**Prompt:** Exactly reproduce the entries, dropping any pictures from your copy.

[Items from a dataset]
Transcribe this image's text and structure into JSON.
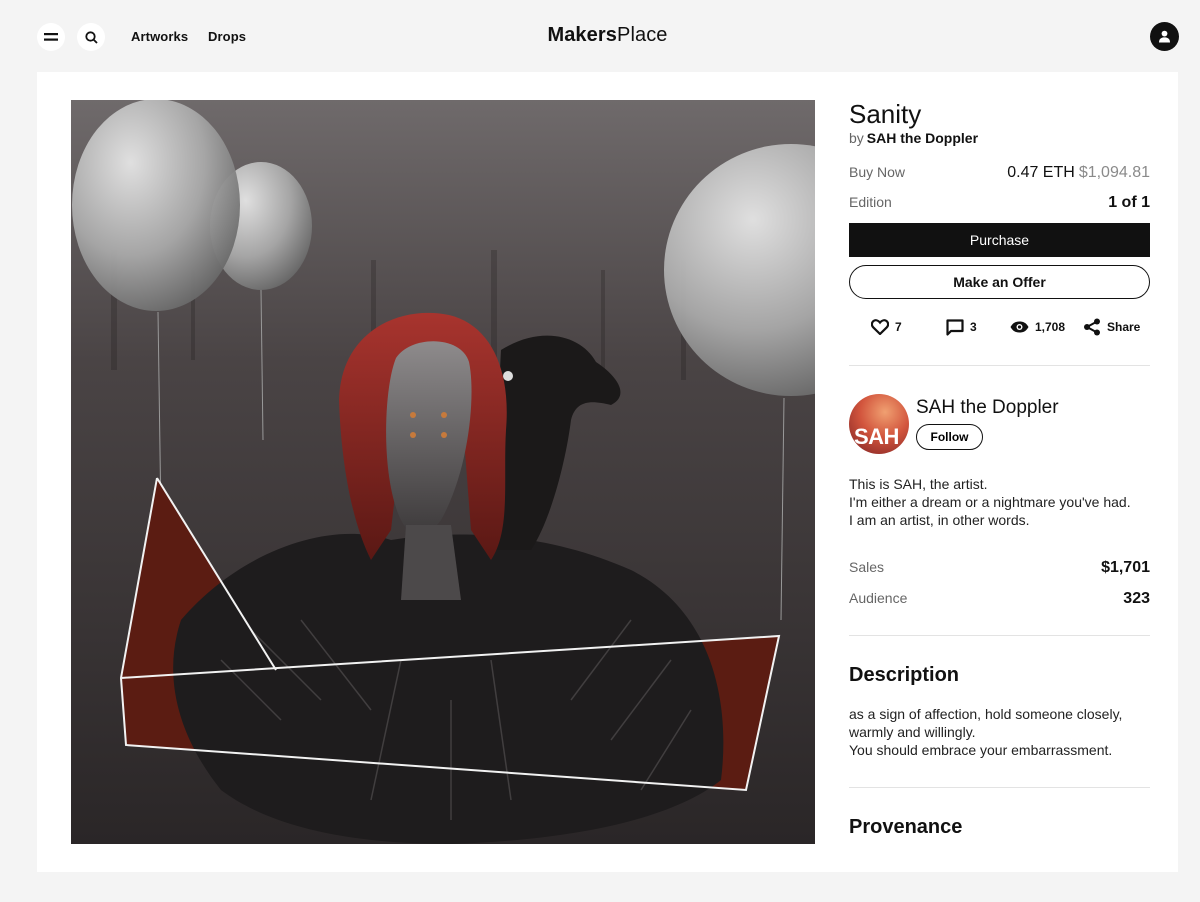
{
  "nav": {
    "logo_bold": "Makers",
    "logo_regular": "Place",
    "links": [
      "Artworks",
      "Drops"
    ],
    "icons": [
      "menu-icon",
      "search-icon",
      "user-icon"
    ]
  },
  "artwork": {
    "title": "Sanity",
    "by_prefix": "by",
    "artist": "SAH the Doppler",
    "buy_label": "Buy Now",
    "price_eth": "0.47 ETH",
    "price_usd": "$1,094.81",
    "edition_label": "Edition",
    "edition_value": "1 of 1",
    "purchase_label": "Purchase",
    "offer_label": "Make an Offer"
  },
  "stats": {
    "likes": "7",
    "comments": "3",
    "views": "1,708",
    "share_label": "Share"
  },
  "creator": {
    "name": "SAH the Doppler",
    "avatar_text": "SAH",
    "follow_label": "Follow",
    "bio": [
      "This is SAH, the artist.",
      "I'm either a dream or a nightmare you've had.",
      "I am an artist, in other words."
    ],
    "sales_label": "Sales",
    "sales_value": "$1,701",
    "audience_label": "Audience",
    "audience_value": "323"
  },
  "description": {
    "title": "Description",
    "lines": [
      "as a sign of affection, hold someone closely,",
      "warmly and willingly.",
      "You should embrace your embarrassment."
    ]
  },
  "provenance": {
    "title": "Provenance"
  },
  "colors": {
    "accent": "#111111",
    "muted": "#666666",
    "page_bg": "#f4f4f4"
  }
}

**Exercise output:**
Transcribe this image's text and structure into JSON.
{
  "nav": {
    "logo_bold": "Makers",
    "logo_regular": "Place",
    "links": [
      "Artworks",
      "Drops"
    ],
    "icons": [
      "menu-icon",
      "search-icon",
      "user-icon"
    ]
  },
  "artwork": {
    "title": "Sanity",
    "by_prefix": "by",
    "artist": "SAH the Doppler",
    "buy_label": "Buy Now",
    "price_eth": "0.47 ETH",
    "price_usd": "$1,094.81",
    "edition_label": "Edition",
    "edition_value": "1 of 1",
    "purchase_label": "Purchase",
    "offer_label": "Make an Offer"
  },
  "stats": {
    "likes": "7",
    "comments": "3",
    "views": "1,708",
    "share_label": "Share"
  },
  "creator": {
    "name": "SAH the Doppler",
    "avatar_text": "SAH",
    "follow_label": "Follow",
    "bio": [
      "This is SAH, the artist.",
      "I'm either a dream or a nightmare you've had.",
      "I am an artist, in other words."
    ],
    "sales_label": "Sales",
    "sales_value": "$1,701",
    "audience_label": "Audience",
    "audience_value": "323"
  },
  "description": {
    "title": "Description",
    "lines": [
      "as a sign of affection, hold someone closely,",
      "warmly and willingly.",
      "You should embrace your embarrassment."
    ]
  },
  "provenance": {
    "title": "Provenance"
  },
  "colors": {
    "accent": "#111111",
    "muted": "#666666",
    "page_bg": "#f4f4f4"
  }
}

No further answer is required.